### [WORK TO COMPLETE]
Go through the lines below and tally each one holding "view". Write only the total.
╭─ MATERIALS PROVIDED
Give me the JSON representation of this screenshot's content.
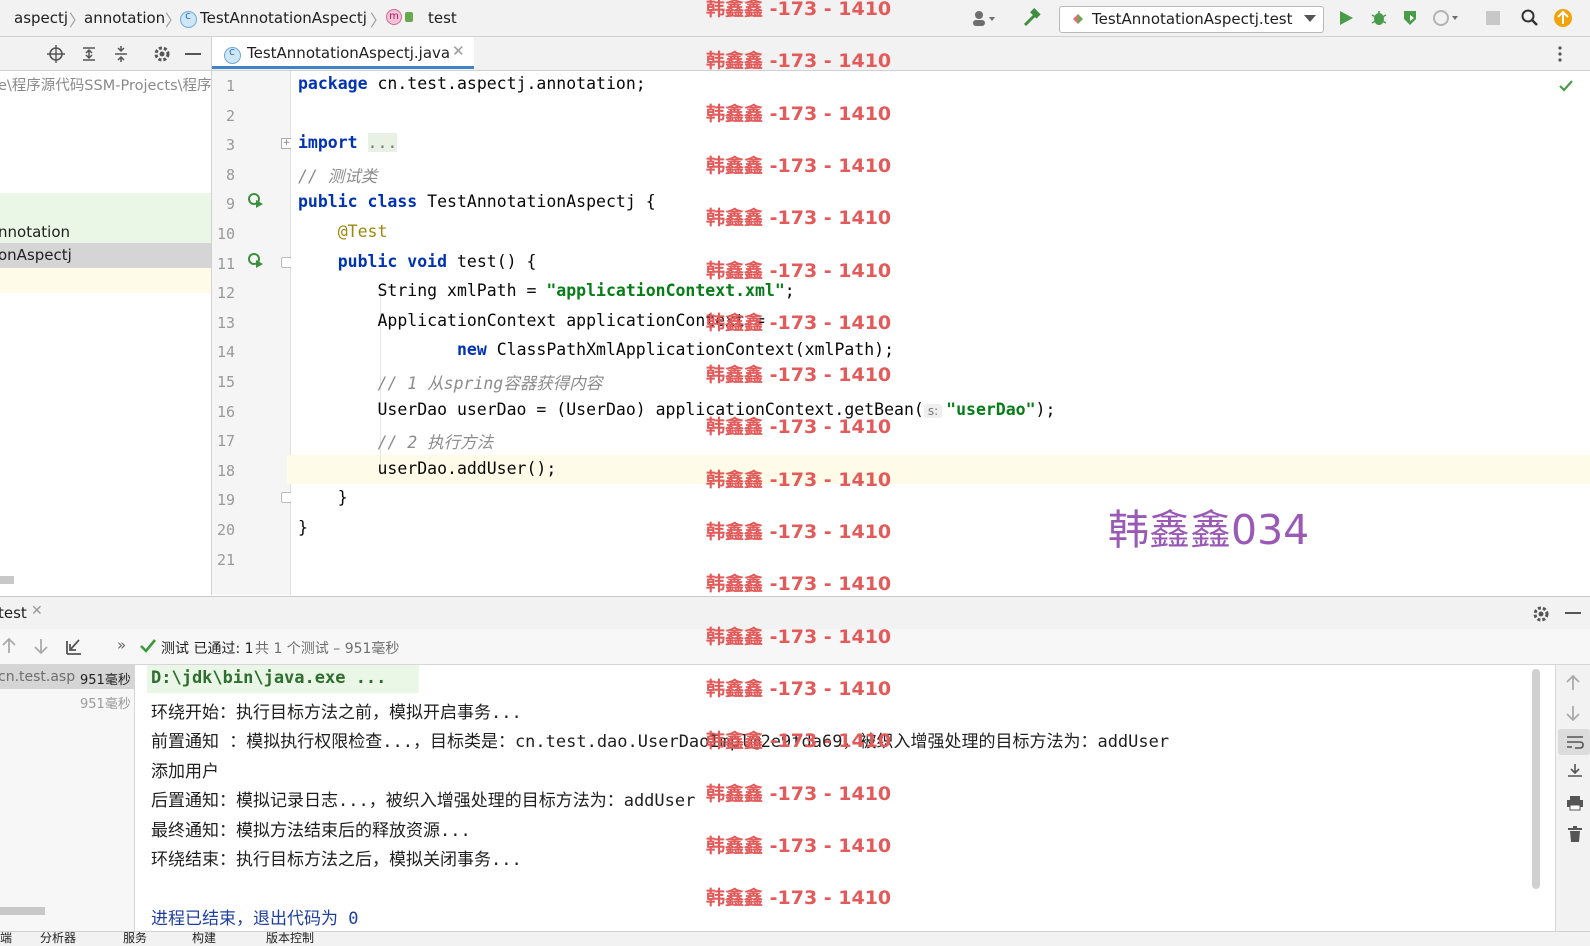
{
  "breadcrumbs": [
    "aspectj",
    "annotation",
    "TestAnnotationAspectj",
    "test"
  ],
  "run_config": "TestAnnotationAspectj.test",
  "editor_tab": "TestAnnotationAspectj.java",
  "project_panel": {
    "path_text": "e\\程序源代码SSM-Projects\\程序",
    "items": [
      "nnotation",
      "onAspectj"
    ]
  },
  "code_lines": [
    {
      "num": "1",
      "text": "package cn.test.aspectj.annotation;"
    },
    {
      "num": "2",
      "text": ""
    },
    {
      "num": "3",
      "text": "import ..."
    },
    {
      "num": "8",
      "text": "// 测试类"
    },
    {
      "num": "9",
      "text": "public class TestAnnotationAspectj {"
    },
    {
      "num": "10",
      "text": "    @Test"
    },
    {
      "num": "11",
      "text": "    public void test() {"
    },
    {
      "num": "12",
      "text": "        String xmlPath = \"applicationContext.xml\";"
    },
    {
      "num": "13",
      "text": "        ApplicationContext applicationContext ="
    },
    {
      "num": "14",
      "text": "                new ClassPathXmlApplicationContext(xmlPath);"
    },
    {
      "num": "15",
      "text": "        // 1 从spring容器获得内容"
    },
    {
      "num": "16",
      "text": "        UserDao userDao = (UserDao) applicationContext.getBean(s: \"userDao\");"
    },
    {
      "num": "17",
      "text": "        // 2 执行方法"
    },
    {
      "num": "18",
      "text": "        userDao.addUser();"
    },
    {
      "num": "19",
      "text": "    }"
    },
    {
      "num": "20",
      "text": "}"
    },
    {
      "num": "21",
      "text": ""
    }
  ],
  "watermark": "韩鑫鑫 -173 - 1410",
  "big_watermark": "韩鑫鑫034",
  "run_panel": {
    "tab_label": "test",
    "status_passed": "测试 已通过: 1",
    "status_detail": "共 1 个测试 – 951毫秒",
    "tree": [
      {
        "label": "cn.test.asp",
        "time": "951毫秒"
      },
      {
        "label": "",
        "time": "951毫秒"
      }
    ],
    "console_lines": [
      "D:\\jdk\\bin\\java.exe ...",
      "环绕开始：执行目标方法之前，模拟开启事务...",
      "前置通知 ：模拟执行权限检查...，目标类是：cn.test.dao.UserDaoImpl@2e9fda69，被织入增强处理的目标方法为：addUser",
      "添加用户",
      "后置通知：模拟记录日志...，被织入增强处理的目标方法为：addUser",
      "最终通知：模拟方法结束后的释放资源...",
      "环绕结束：执行目标方法之后，模拟关闭事务...",
      "",
      "进程已结束，退出代码为 0"
    ]
  },
  "status_bar": [
    "端",
    "分析器",
    "服务",
    "构建",
    "版本控制"
  ],
  "colors": {
    "keyword": "#0033b3",
    "string": "#067d17",
    "comment": "#8c8c8c",
    "annotation": "#9e880d",
    "watermark": "#e25a5a",
    "big_watermark": "#9b59b6",
    "pass": "#3a9a3a"
  }
}
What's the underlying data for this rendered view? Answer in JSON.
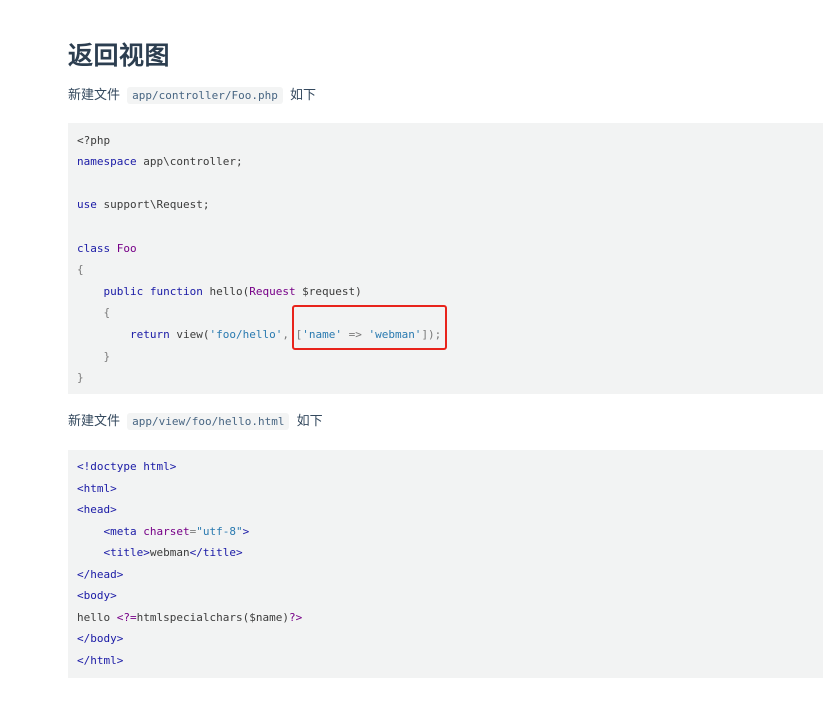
{
  "heading": "返回视图",
  "para1": {
    "prefix": "新建文件",
    "path": "app/controller/Foo.php",
    "suffix": "如下"
  },
  "code1": {
    "l1": "<?php",
    "l2_kw": "namespace",
    "l2_rest": " app\\controller;",
    "l4_kw": "use",
    "l4_rest": " support\\Request;",
    "l6_kw": "class",
    "l6_name": " Foo",
    "l7": "{",
    "l8_kw": "    public function",
    "l8_fn": " hello(",
    "l8_type": "Request",
    "l8_var": " $request)",
    "l9": "    {",
    "l10_kw": "        return",
    "l10_fn": " view(",
    "l10_s1": "'foo/hello'",
    "l10_p1": ", [",
    "l10_s2": "'name'",
    "l10_p2": " => ",
    "l10_s3": "'webman'",
    "l10_p3": "]);",
    "l11": "    }",
    "l12": "}"
  },
  "para2": {
    "prefix": "新建文件",
    "path": "app/view/foo/hello.html",
    "suffix": "如下"
  },
  "code2": {
    "l1": "<!doctype html>",
    "l2": "<html>",
    "l3": "<head>",
    "l4_a": "    <meta ",
    "l4_attr": "charset",
    "l4_eq": "=",
    "l4_val": "\"utf-8\"",
    "l4_end": ">",
    "l5_a": "    <title>",
    "l5_text": "webman",
    "l5_b": "</title>",
    "l6": "</head>",
    "l7": "<body>",
    "l8_text": "hello ",
    "l8_php": "<?=",
    "l8_rest": "htmlspecialchars($name)",
    "l8_end": "?>",
    "l9": "</body>",
    "l10": "</html>"
  },
  "colors": {
    "highlight": "#e8231b",
    "code_bg": "#f2f3f3",
    "heading": "#2c3e50"
  }
}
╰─
### [ANSWER SPACE]
3